Remember, the Gory only cycled at 600 RPM in its full auto mode. Most likely, it will not fire this fast in the semi auto configuration due to additional friction associated with the hammer being re-cocked.
It is quite possible to "over-run the crank" by turning it too fast. You will know when you reach this point as the gun will start skipping shots. These are not misfires, the gun just doesn't fire until the FCG mechanics catch up and the disconnecter releases the hammer. Just slow down a bit and all should work fine. The best technique is to start nice and slow and build up to a reasonable speed.
If you do have a miss-fire, jam or other malfunction STOP! Open the top covers and remove the belt. Cycle the bolt a couple of times if possible. Remove the barrel and look down the bore to ensure it's clear. Then re-assemble and start over.
You should have a broken case extractor in case of a cartridge case separation. These can happen due to the thin steel cases used with this ammo. If these happen very often, you have a headspace problem. If it's with one of the guns I built and a barrel I hand fitted contact me. I have the serial numbers for all barrels I install recorded in my records. If this is with a barrel you got from somewhere else, I offer ABSOLUTELY NO WARRANTY FOR ITS USE.
In theory, parts from all of these guns should interchange. Reality is, many will not. The reason is that after cutting up and re-welding the receiver, many internal parts require a fair amount of hand fitting in order to work properly.
The barrels are the least likely to interchange due to head spacing issues. The bolts and bolt carriers also usually need a lot of polishing and sanding to gain adequate clearance. Most small and external parts should interchange just fine. Installing and using parts not properly fitted by me voids any and all warranties and I deny any responsibility for injuries or losses that could happen due to their use.
In the process of building 30 or so of these guns so far, I've run accross several issues that bear passing on.
Chipping, denting or damage to the front surface of the Clark CrankFire box:
If your gun is showing damage to the outside front surface of the FCG box it's most likely coming from empty cases being ejected so forcefully that they are flying rearward and hitting the FCG unit. The most common cause is the gas regulator on the barrel being set too high. "1" is the minimum and preferred setting. If your barrel is set above that you should try a lower setting.
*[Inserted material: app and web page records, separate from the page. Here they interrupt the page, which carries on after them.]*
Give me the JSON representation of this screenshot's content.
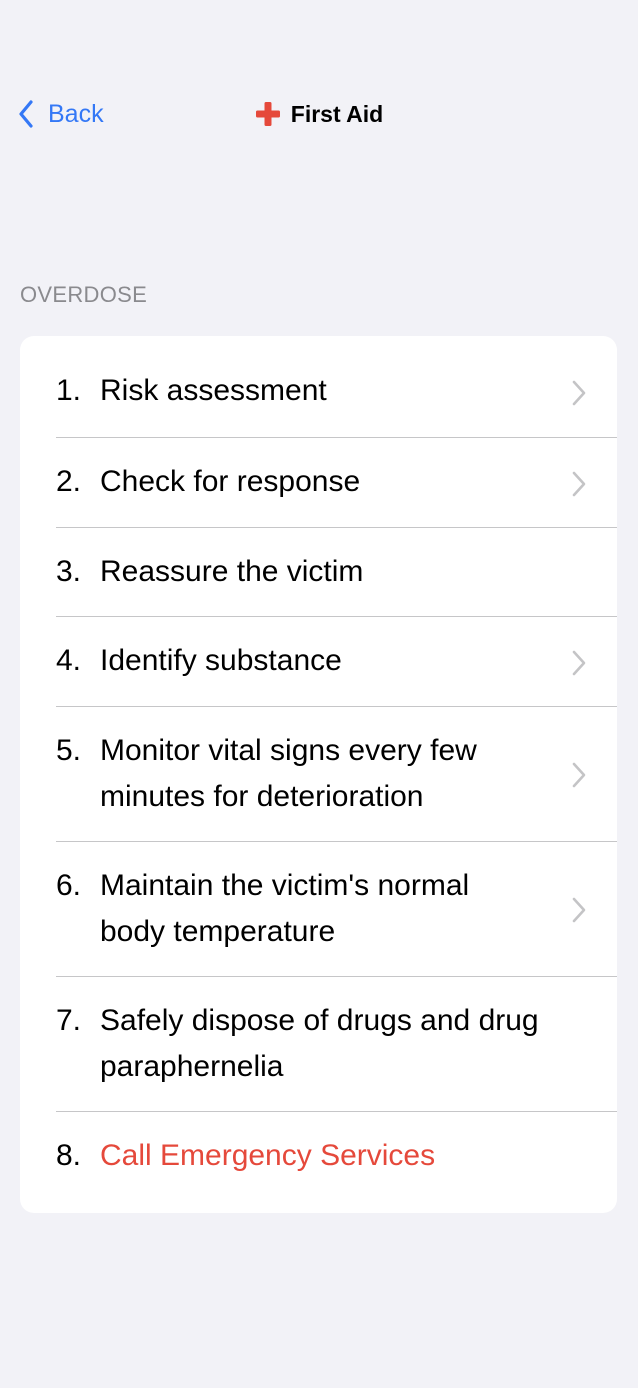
{
  "nav": {
    "back_label": "Back",
    "title": "First Aid"
  },
  "section": {
    "header": "OVERDOSE",
    "items": [
      {
        "num": "1.",
        "label": "Risk assessment",
        "chevron": true
      },
      {
        "num": "2.",
        "label": "Check for response",
        "chevron": true
      },
      {
        "num": "3.",
        "label": "Reassure the victim",
        "chevron": false
      },
      {
        "num": "4.",
        "label": "Identify substance",
        "chevron": true
      },
      {
        "num": "5.",
        "label": "Monitor vital signs every few minutes for deterioration",
        "chevron": true
      },
      {
        "num": "6.",
        "label": "Maintain the victim's normal body temperature",
        "chevron": true
      },
      {
        "num": "7.",
        "label": "Safely dispose of drugs and drug paraphernelia",
        "chevron": false
      },
      {
        "num": "8.",
        "label": "Call Emergency Services",
        "chevron": false
      }
    ]
  },
  "colors": {
    "accent": "#3478f6",
    "brand_red": "#e5493b",
    "background": "#f2f2f7",
    "chevron": "#c4c4c6"
  },
  "icons": {
    "back": "chevron-left-icon",
    "title": "medical-cross-icon",
    "row": "chevron-right-icon"
  }
}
To set the regulator, first carefully pry out the wire circlip that goes around the end of the gas valve. Then support the barrel and pound the regulator out using a brass hammer. When taking it out, clean it well, polish off any rust without removing any metal as this will cause gas leaks. Put a light coat of anti-seize grease on it and pound it back in. Take care to line up the notch in the valve with the rivet head on the regulator body.
The "1" setting is the lowest power and the "3" is the strongest. The number should line up with the straight line stamped on the side, at the rear, of the gas regulator body.
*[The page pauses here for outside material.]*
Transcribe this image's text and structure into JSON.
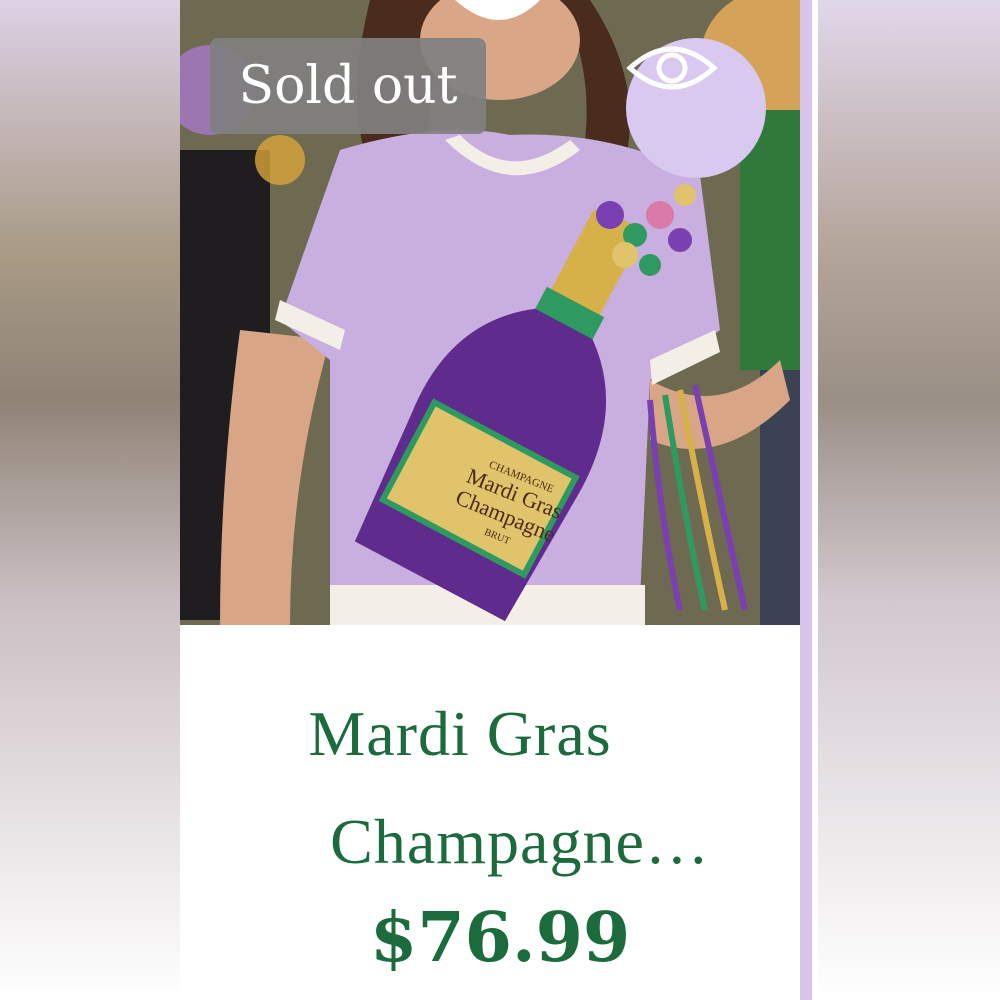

If this doesn't cure the problem, obtain a new recoil spring from me and try using 5 more coils in the length. If the gun runs sluggish or fails to eject, cut one coil off and try again. Keep doing this until you reach a good compromise.
Damage to internal parts in the CCF unit:
A few guns have had issues with the hammer being driven too far back into the FCG box when the bolt recoils. This can cause bent or broken cross pins, damaged hammers and disconnectors. If you are having any of these issues please contact me at:
More issues will be added to this list as I become aware of them.
Several parts of these guns are modified so that original full auto parts cannot be substituted in an attempt to return the gun to full auto status. Such re-conversion is a Federal felony and will result in the gun being confiscated and destroyed, the owner fined and possibly sent to Federal prison.
Copyright Gregory Clark 2012/2017. Duplicating this one single page, in its entirety, unaltered and free of charge is permitted. Alteration not allowed.